WHAT YOU ARE ASKED TO DO
Working through the records below, count the lines that include "findAll". The reply is that number alone.
--------------------
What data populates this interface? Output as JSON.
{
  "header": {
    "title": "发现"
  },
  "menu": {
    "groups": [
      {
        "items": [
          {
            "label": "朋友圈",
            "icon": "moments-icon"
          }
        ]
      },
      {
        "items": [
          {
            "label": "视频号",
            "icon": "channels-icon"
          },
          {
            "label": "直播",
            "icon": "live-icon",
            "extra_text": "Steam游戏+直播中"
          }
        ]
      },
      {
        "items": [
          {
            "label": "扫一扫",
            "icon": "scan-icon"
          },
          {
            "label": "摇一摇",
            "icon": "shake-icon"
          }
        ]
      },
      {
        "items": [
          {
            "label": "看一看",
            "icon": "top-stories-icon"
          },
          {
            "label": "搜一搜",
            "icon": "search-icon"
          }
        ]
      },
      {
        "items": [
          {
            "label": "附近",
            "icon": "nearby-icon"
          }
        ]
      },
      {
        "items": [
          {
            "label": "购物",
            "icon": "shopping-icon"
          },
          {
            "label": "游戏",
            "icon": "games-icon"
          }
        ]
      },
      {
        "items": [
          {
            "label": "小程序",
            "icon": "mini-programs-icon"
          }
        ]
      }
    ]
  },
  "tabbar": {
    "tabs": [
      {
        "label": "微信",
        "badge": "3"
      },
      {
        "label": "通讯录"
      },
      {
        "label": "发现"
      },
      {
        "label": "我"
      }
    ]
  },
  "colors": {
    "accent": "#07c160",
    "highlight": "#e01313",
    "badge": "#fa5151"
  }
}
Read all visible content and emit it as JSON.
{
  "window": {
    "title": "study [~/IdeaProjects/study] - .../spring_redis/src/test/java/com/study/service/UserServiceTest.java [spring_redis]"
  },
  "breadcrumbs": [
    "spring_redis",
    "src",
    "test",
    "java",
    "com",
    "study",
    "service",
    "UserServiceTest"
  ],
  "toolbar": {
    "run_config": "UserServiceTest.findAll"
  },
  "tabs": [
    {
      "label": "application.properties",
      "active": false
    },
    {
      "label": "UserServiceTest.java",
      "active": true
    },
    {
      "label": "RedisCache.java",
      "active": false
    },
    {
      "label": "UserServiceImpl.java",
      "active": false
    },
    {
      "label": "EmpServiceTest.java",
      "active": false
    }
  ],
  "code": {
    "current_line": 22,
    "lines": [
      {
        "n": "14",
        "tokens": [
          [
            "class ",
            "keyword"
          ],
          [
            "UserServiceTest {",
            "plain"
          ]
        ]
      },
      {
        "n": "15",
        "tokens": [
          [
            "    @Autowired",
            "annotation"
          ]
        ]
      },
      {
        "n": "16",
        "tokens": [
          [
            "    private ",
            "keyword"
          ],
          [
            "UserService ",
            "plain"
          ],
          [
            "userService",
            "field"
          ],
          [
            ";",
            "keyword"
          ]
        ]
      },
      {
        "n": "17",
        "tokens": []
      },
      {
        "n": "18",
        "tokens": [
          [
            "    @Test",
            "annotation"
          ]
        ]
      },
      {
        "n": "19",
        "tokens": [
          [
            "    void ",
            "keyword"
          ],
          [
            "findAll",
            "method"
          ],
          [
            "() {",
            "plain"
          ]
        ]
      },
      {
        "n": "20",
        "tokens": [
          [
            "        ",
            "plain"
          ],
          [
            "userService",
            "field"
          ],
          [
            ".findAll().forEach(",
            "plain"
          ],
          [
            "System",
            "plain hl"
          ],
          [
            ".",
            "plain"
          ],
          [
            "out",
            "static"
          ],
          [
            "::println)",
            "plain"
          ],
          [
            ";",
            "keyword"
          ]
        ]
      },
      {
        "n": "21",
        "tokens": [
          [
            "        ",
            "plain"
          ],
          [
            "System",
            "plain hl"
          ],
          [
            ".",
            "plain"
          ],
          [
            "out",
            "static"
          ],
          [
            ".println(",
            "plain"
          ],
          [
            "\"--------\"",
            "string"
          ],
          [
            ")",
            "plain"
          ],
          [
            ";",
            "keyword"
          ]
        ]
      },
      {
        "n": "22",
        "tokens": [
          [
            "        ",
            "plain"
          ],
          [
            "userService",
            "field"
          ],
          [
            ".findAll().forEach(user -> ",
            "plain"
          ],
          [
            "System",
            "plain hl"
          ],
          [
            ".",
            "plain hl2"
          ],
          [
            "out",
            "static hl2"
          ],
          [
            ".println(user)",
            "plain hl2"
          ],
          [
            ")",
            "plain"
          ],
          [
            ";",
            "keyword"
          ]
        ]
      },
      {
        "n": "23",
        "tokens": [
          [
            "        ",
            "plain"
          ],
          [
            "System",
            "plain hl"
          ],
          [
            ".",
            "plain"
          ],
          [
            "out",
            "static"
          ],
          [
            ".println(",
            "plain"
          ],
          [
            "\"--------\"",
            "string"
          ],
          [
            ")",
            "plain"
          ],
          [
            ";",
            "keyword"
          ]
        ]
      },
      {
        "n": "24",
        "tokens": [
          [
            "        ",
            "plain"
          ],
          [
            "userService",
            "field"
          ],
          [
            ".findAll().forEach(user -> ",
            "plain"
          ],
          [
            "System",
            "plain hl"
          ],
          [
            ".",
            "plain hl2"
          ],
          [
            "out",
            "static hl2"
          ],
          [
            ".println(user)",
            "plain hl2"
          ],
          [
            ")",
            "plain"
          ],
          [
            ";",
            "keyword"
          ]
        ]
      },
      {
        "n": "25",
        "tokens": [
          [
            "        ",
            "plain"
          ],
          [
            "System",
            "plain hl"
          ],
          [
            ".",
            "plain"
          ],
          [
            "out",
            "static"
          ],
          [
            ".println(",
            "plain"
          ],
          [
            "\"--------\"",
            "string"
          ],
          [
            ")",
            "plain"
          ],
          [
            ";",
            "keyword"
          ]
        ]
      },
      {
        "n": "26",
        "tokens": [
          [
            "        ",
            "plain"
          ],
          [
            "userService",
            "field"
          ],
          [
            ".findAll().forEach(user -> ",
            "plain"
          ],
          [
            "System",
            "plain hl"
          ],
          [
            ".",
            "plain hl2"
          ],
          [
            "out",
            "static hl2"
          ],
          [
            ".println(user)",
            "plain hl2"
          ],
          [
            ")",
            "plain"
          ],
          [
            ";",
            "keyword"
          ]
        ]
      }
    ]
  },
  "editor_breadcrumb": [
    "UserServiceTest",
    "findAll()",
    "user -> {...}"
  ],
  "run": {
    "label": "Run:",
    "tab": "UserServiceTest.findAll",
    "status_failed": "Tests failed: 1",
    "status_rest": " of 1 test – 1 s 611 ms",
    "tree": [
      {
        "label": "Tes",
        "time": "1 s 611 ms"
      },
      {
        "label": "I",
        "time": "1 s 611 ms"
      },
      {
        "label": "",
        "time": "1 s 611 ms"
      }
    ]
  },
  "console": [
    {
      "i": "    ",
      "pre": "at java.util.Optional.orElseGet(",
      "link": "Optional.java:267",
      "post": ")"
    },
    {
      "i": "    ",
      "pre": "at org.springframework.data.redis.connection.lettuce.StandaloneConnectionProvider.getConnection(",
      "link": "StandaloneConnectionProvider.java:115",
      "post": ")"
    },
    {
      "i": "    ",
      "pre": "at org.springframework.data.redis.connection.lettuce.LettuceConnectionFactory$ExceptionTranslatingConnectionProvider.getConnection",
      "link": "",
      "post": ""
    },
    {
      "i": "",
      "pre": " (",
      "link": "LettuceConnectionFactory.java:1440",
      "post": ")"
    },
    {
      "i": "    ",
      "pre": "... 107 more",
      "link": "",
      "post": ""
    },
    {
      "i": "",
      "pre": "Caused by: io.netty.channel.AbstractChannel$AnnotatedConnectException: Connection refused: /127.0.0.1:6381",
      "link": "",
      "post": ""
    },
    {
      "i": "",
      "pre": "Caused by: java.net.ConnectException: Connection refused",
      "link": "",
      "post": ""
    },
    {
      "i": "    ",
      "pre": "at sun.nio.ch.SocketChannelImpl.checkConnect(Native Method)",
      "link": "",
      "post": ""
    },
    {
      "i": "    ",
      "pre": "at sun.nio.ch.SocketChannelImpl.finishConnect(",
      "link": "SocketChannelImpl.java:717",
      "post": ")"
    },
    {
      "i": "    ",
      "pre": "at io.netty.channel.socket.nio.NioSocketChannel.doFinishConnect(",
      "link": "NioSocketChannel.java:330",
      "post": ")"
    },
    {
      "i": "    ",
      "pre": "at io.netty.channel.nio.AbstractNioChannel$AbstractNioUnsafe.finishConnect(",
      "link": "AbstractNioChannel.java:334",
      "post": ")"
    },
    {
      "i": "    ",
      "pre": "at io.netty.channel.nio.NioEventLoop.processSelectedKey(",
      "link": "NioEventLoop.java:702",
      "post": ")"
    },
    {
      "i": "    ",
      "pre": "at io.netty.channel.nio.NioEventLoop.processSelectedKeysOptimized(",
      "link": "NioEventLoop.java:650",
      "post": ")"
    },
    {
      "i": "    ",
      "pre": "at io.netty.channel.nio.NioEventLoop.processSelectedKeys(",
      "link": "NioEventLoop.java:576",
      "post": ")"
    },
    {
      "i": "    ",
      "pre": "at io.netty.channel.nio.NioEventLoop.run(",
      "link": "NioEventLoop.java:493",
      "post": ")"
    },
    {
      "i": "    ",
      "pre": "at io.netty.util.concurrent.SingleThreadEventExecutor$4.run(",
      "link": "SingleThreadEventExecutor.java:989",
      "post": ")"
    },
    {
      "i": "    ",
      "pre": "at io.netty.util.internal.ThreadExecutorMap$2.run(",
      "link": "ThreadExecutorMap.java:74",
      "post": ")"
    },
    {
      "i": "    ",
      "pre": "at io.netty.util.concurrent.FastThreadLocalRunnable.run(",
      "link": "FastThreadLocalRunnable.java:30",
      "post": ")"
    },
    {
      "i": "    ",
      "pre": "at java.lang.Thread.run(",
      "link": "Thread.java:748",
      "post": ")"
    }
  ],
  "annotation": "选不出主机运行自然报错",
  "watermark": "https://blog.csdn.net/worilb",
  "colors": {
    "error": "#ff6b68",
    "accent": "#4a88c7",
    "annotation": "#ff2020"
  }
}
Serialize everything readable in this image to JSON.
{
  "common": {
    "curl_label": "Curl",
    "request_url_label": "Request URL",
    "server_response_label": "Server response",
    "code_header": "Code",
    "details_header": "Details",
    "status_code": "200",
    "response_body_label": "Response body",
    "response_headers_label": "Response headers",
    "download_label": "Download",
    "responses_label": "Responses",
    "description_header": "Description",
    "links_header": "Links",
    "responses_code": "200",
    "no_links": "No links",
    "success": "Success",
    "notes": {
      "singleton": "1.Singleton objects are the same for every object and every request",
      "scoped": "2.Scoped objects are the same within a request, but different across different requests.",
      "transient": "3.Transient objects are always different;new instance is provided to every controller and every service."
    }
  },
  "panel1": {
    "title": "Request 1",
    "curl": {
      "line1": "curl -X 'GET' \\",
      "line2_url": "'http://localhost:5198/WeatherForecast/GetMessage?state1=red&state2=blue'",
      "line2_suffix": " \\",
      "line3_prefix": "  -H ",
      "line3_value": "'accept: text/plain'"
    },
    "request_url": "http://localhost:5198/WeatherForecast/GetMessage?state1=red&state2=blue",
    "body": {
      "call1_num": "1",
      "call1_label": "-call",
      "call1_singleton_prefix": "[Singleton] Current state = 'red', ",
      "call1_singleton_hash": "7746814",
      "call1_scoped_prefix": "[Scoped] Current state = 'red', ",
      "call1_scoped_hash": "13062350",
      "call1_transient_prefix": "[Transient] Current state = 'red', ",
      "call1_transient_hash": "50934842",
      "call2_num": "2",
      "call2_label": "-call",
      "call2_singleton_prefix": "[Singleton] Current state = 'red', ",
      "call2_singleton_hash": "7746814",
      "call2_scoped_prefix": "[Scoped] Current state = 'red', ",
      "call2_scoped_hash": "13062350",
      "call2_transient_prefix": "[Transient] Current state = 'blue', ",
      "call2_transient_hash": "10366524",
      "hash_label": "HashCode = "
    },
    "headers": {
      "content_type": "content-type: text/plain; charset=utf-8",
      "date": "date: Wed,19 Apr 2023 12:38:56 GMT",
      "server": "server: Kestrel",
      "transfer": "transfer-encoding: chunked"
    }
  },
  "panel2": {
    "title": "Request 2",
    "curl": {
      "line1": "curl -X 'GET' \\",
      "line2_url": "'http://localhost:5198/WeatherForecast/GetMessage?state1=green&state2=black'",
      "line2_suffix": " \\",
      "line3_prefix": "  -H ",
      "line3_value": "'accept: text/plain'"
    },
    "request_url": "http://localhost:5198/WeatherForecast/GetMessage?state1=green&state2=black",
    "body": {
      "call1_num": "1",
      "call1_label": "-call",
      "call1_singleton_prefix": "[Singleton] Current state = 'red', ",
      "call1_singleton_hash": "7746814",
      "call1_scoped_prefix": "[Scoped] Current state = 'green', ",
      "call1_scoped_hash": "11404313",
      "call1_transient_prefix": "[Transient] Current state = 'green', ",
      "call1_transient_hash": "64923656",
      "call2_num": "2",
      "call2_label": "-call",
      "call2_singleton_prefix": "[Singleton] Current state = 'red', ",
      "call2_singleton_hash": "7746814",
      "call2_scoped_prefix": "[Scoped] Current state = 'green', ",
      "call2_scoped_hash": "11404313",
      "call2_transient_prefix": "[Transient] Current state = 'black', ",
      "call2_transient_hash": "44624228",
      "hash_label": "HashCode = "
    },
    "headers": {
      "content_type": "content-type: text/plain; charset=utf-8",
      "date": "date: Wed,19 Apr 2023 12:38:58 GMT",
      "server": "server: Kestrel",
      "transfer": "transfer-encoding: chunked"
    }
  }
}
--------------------
REPLY
8